Among the results, she notes, were the near-elimination of phone calls and bed huddles, and the recognition that overcrowding is not just an ED problem but one that extends through the hospital enterprise and into the community. Words like “visibility” and “workflow automation” and “efficiency” entered the healthcare lexicon.
Among the earmarks of “The Third Wave,” she says, are partnerships, vendors with “skin in the game,” and front line staff involved in the buying process of enabling technologies.
Here at TeleTracking, we believe her “waves” analogy is perfect. That’s because, in part, we started those waves as the company that created automated patient flow.
We’ve always included front line employees in the re-design of workflow and selection of enabling technology because they know better than anyone else which steps in a given process can be eliminated or replaced with technology. We partner with our clients because we don’t succeed if they don’t succeed, and they are the greatest source of developmental ideas.
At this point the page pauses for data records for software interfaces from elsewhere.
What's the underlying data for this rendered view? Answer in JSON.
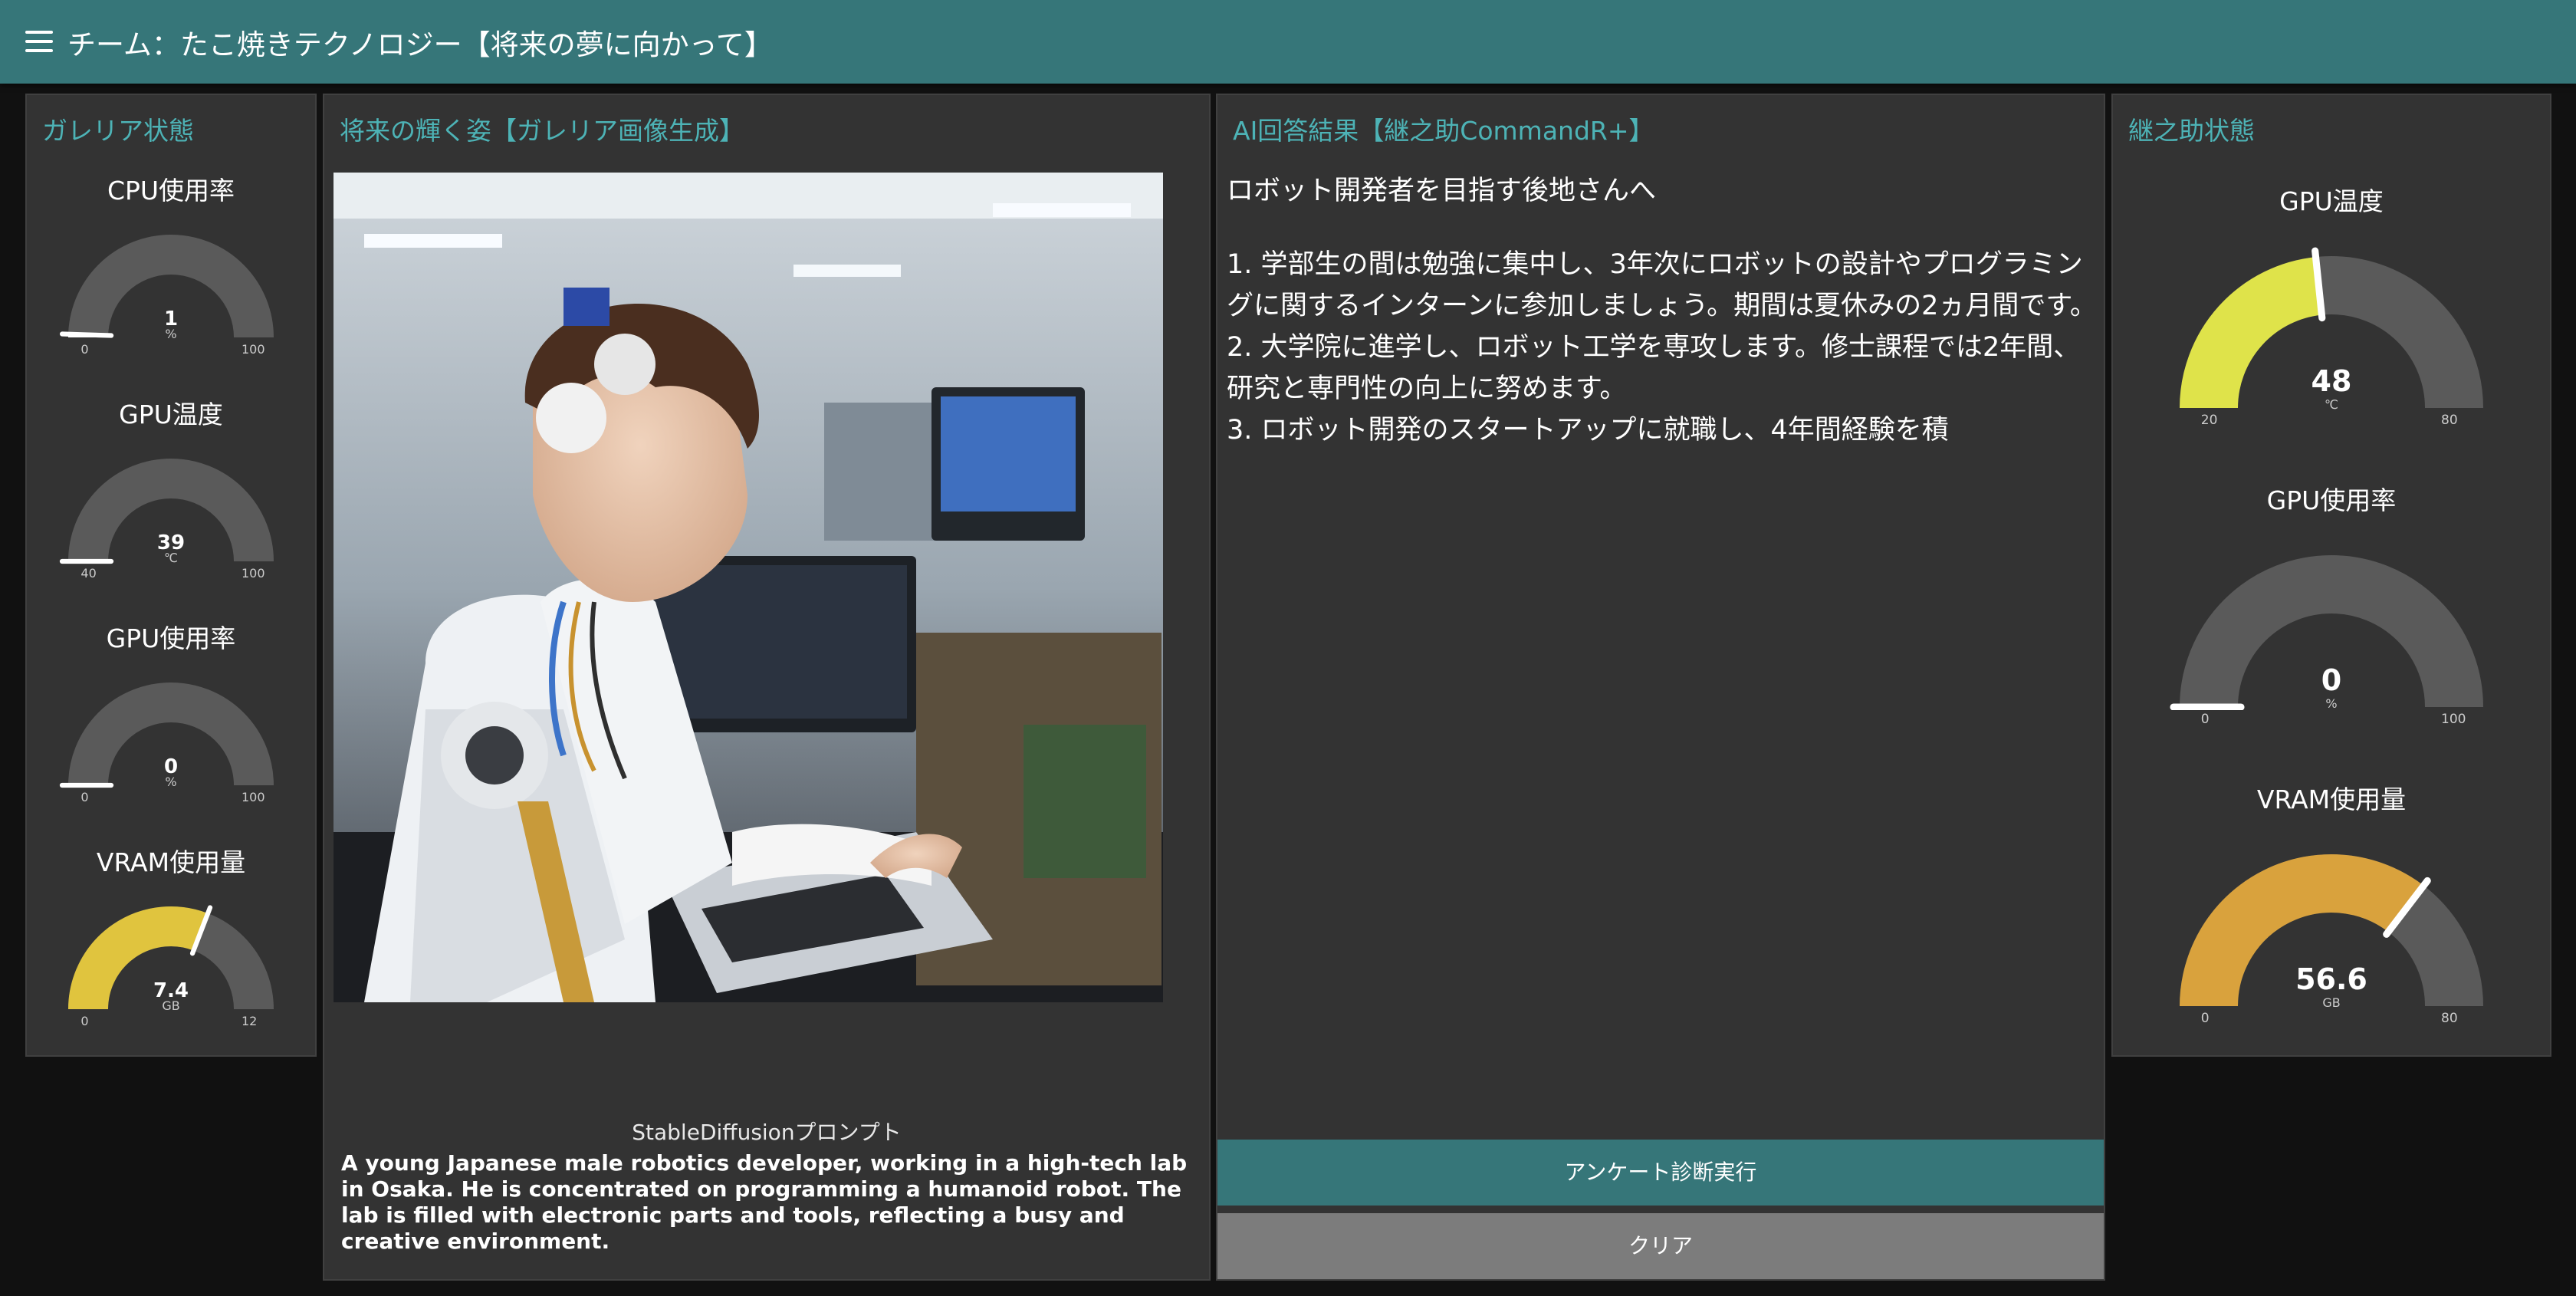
{
  "header": {
    "menu_icon": "menu-icon",
    "title": "チーム：たこ焼きテクノロジー【将来の夢に向かって】"
  },
  "galleria_panel": {
    "title": "ガレリア状態",
    "gauges": [
      {
        "label": "CPU使用率",
        "value": "1",
        "unit": "%",
        "min": "0",
        "max": "100",
        "fraction": 0.01,
        "color": "#ffffff"
      },
      {
        "label": "GPU温度",
        "value": "39",
        "unit": "℃",
        "min": "40",
        "max": "100",
        "fraction": 0.0,
        "color": "#ffffff"
      },
      {
        "label": "GPU使用率",
        "value": "0",
        "unit": "%",
        "min": "0",
        "max": "100",
        "fraction": 0.0,
        "color": "#ffffff"
      },
      {
        "label": "VRAM使用量",
        "value": "7.4",
        "unit": "GB",
        "min": "0",
        "max": "12",
        "fraction": 0.617,
        "color": "#e0c43e"
      }
    ]
  },
  "image_panel": {
    "title": "将来の輝く姿【ガレリア画像生成】",
    "prompt_label": "StableDiffusionプロンプト",
    "prompt_text": "A young Japanese male robotics developer, working in a high-tech lab in Osaka. He is concentrated on programming a humanoid robot. The lab is filled with electronic parts and tools, reflecting a busy and creative environment."
  },
  "answer_panel": {
    "title": "AI回答結果【継之助CommandR+】",
    "greeting": "ロボット開発者を目指す後地さんへ",
    "lines": [
      "1. 学部生の間は勉強に集中し、3年次にロボットの設計やプログラミングに関するインターンに参加しましょう。期間は夏休みの2ヵ月間です。",
      "2. 大学院に進学し、ロボット工学を専攻します。修士課程では2年間、研究と専門性の向上に努めます。",
      "3. ロボット開発のスタートアップに就職し、4年間経験を積"
    ],
    "run_button": "アンケート診断実行",
    "clear_button": "クリア"
  },
  "tsugunosuke_panel": {
    "title": "継之助状態",
    "gauges": [
      {
        "label": "GPU温度",
        "value": "48",
        "unit": "℃",
        "min": "20",
        "max": "80",
        "fraction": 0.467,
        "color": "#dfe34a"
      },
      {
        "label": "GPU使用率",
        "value": "0",
        "unit": "%",
        "min": "0",
        "max": "100",
        "fraction": 0.0,
        "color": "#ffffff"
      },
      {
        "label": "VRAM使用量",
        "value": "56.6",
        "unit": "GB",
        "min": "0",
        "max": "80",
        "fraction": 0.708,
        "color": "#d9a23d"
      }
    ]
  },
  "colors": {
    "accent": "#367679",
    "panel_title": "#4db3b6",
    "gauge_track": "#5a5a5a"
  }
}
And finally, we have proof of our successes and clients who are more than willing to testify to it.
The upcoming “Third Wave,” as we envision it, will go beyond patient flow to operational management. It will involve automating as many of the physical functions of the hospital as possible and monitoring them in real time to increase efficiency in the delivery of care.
This has to be done, considering the job cutbacks which are spreading through healthcare at precisely the same time a “wave” of Baby Boomers and newly insured Americans will start knocking on hospital doors.
By optimizing all of the underlying systems which govern care delivery, operational management coverts one of healthcare’s biggest sources of waste – TIME – into one of its biggest sources of savings and revenue.
Peak operational performance through automation and process redesign takes the time lag out of daily hospital operations. This means more people can be seen, more operations can be performed, more patients can be transferred from other hospitals for the care they need.
The enabling technology for this operational platform is TeleTracking® Real-Time Location System (RTLS). Its real-time tracking and monitoring, combined with other capacity management automation, provides instant management closer to the bedside. Rather than requiring weeks to analyze performance data, corrective action can be taken in moments to keep things running smoothly.
The Institute of Medicine says that “higher quality care at lower cost will require a commitment to transform the U.S. health system into a learning system that continuously improves by systematically capturing and broadly disseminating lessons from every care experience and new discoveries.”
We agree. And we’re working on it now.